*** Input ***

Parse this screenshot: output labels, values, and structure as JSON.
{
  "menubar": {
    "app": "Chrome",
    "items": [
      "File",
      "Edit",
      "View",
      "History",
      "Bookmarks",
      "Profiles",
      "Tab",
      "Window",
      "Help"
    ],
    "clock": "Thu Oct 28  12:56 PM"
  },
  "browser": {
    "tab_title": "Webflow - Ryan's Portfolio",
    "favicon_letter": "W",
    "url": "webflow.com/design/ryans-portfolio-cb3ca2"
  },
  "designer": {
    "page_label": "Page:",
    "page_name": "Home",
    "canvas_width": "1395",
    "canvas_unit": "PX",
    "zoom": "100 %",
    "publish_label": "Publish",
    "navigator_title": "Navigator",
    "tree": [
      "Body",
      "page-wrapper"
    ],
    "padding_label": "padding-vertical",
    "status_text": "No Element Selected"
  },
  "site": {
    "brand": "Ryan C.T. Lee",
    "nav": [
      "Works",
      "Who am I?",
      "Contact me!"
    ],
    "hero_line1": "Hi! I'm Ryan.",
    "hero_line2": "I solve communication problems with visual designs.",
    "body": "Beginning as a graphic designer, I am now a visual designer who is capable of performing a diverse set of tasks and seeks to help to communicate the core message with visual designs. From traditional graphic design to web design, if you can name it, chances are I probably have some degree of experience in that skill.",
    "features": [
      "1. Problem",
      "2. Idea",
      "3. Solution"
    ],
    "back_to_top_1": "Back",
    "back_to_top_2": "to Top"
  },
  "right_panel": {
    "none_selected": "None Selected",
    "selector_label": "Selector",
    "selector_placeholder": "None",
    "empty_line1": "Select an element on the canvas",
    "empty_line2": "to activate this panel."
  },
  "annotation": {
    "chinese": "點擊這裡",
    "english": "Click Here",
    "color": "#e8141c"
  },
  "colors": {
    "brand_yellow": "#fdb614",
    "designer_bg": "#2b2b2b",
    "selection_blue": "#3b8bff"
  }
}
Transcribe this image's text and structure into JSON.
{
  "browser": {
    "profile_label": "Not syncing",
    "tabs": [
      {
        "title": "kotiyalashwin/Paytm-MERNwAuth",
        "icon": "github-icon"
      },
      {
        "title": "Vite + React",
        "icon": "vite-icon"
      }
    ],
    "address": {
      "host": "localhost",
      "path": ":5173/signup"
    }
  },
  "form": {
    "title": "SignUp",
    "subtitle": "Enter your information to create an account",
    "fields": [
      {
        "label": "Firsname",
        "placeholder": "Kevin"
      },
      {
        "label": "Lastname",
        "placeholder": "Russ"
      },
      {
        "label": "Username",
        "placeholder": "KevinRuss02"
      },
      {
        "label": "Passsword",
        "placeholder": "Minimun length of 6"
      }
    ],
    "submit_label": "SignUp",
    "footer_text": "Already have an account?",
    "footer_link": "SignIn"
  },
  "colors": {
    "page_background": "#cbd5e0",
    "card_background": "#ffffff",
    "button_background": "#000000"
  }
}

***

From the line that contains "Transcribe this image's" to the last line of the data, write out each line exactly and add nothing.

• _Reply to the task_
Transcribe this image's text and structure into JSON.
{
  "browser": {
    "profile_label": "Not syncing",
    "tabs": [
      {
        "title": "kotiyalashwin/Paytm-MERNwAuth",
        "icon": "github-icon"
      },
      {
        "title": "Vite + React",
        "icon": "vite-icon"
      }
    ],
    "address": {
      "host": "localhost",
      "path": ":5173/signup"
    }
  },
  "form": {
    "title": "SignUp",
    "subtitle": "Enter your information to create an account",
    "fields": [
      {
        "label": "Firsname",
        "placeholder": "Kevin"
      },
      {
        "label": "Lastname",
        "placeholder": "Russ"
      },
      {
        "label": "Username",
        "placeholder": "KevinRuss02"
      },
      {
        "label": "Passsword",
        "placeholder": "Minimun length of 6"
      }
    ],
    "submit_label": "SignUp",
    "footer_text": "Already have an account?",
    "footer_link": "SignIn"
  },
  "colors": {
    "page_background": "#cbd5e0",
    "card_background": "#ffffff",
    "button_background": "#000000"
  }
}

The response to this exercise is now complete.